October 2021 | Technology

Make yourself API

Neal Jannels is managing director, One Mortgage System (OMS)

With a growing number of homeowners seeking to unlock equity from their property without disturbing their first charge mortgage arrangements, it’s little wonder that a huge amount of activity and interest is being generated across the second charge marketplace.

This is a sector which has not always enjoyed the attention or levels of business that it has arguably deserved. Although it has come a long way in recent years, especially from a tech standpoint.


This is evident in the many conversations we are having with second charge specialists and lenders with a second charge arm.

Past conversations have swiftly turned into positive actions and we recently completed full API integrations with secured finance lender Selina Finance. Such integrations are in place to help support and speed up the advice process, sourcing and delivery of the type of products which are in such demand.

Demand which is expected to continue as many homeowners evaluate their options in terms of creating and utilising more space in their home.

As highlighted in recent data from Evolution Money which suggested sustained growth in the volumes of second charge mortgage lending to prime borrowers. The research emphasised a trend whereby there is growing parity between the volume of second charge lending to prime borrowers, compared to that made to debt consolidation borrowers.

The lender puts this down to a greater demand amongst existing homeowners to utilise a second charge mortgage for non-debt consolidation purposes, a trend which only seems likely to continue.

Over the last three months, the most common uses of a debt consolidation second charge mortgage remained consistent.

Over half were used to pay back a loan provider, followed by paying a bank, repaying retail credit, followed by car finance. Borrowers also used their second charge mortgage to pay debt collectors, first-charge mortgages and utility providers.

As outlined in this research, the speed of turnaround and the ability to access funds far quicker than with a remortgage or product transfer remains a key asset for this sector and is one of the main reasons why technology is playing an increasingly  important role for forward-thinking lenders.

Taking a step back for a moment, whilst the importance of technology is repeatedly referenced across all areas of the mortgage market, it’s often talked about in very general terms. So let’s be a little more specific and outline what an API actually is and what does such an integration really mean?

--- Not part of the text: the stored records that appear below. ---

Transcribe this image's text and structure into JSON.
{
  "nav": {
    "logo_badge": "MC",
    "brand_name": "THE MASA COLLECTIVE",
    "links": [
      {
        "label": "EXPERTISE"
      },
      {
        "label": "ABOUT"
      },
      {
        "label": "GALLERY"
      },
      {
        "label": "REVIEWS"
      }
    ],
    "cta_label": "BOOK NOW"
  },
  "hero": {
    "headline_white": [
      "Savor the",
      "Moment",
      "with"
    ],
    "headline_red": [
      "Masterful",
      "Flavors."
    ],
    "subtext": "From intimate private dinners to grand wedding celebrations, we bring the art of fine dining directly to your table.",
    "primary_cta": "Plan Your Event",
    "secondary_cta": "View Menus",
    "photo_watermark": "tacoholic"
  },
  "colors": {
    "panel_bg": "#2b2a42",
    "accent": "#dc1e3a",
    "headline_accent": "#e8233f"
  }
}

Firstly, an API is an application program interface. From a technical perspective an API is a set of routines, protocols, and tools for building software applications. Basically, an API specifies how software components should interact. Additionally, APIs are used when programming graphical user interface components. A good API makes it easier to develop a program by providing all the building blocks. A programmer then puts the blocks together. In short, it supports the processing of requests and creates seamless communication between other systems which is a must in the modern mortgage market.

collaborative tech

API’s support a host of applications which intermediaries can integrate into their daily working lives to streamline processes and lessen administrative burdens. Customer relationship management (CRM) systems help manage customer data, support sales management, deliver actionable insights, integrate with social media and facilitate team communication. Cloud-based CRM systems offer complete mobility and access to an ecosystem of bespoke apps.

An API integration with a lender means that advisers can essentially tap into their full product range, in this case via the OMS platform, to carry out a full decision in principle, without the need to rekey any data. By that I mean users will already have full clients details stored within their CRM system, so when looking to source a product with a lender who has an API link in place then this can now be a seamless journey.

Collaborative tech trends such as these are helping to change the way businesses operate by simplifying and speeding up processes. Inevitably, some lenders will be more switched onto the opportunities this creates, some will lag behind and some still have system legacy issues to overcome which makes this a tougher and longer-term ask. The appetite from lenders is there and thankfully we are heading in the right direction, but this does remain work in progress.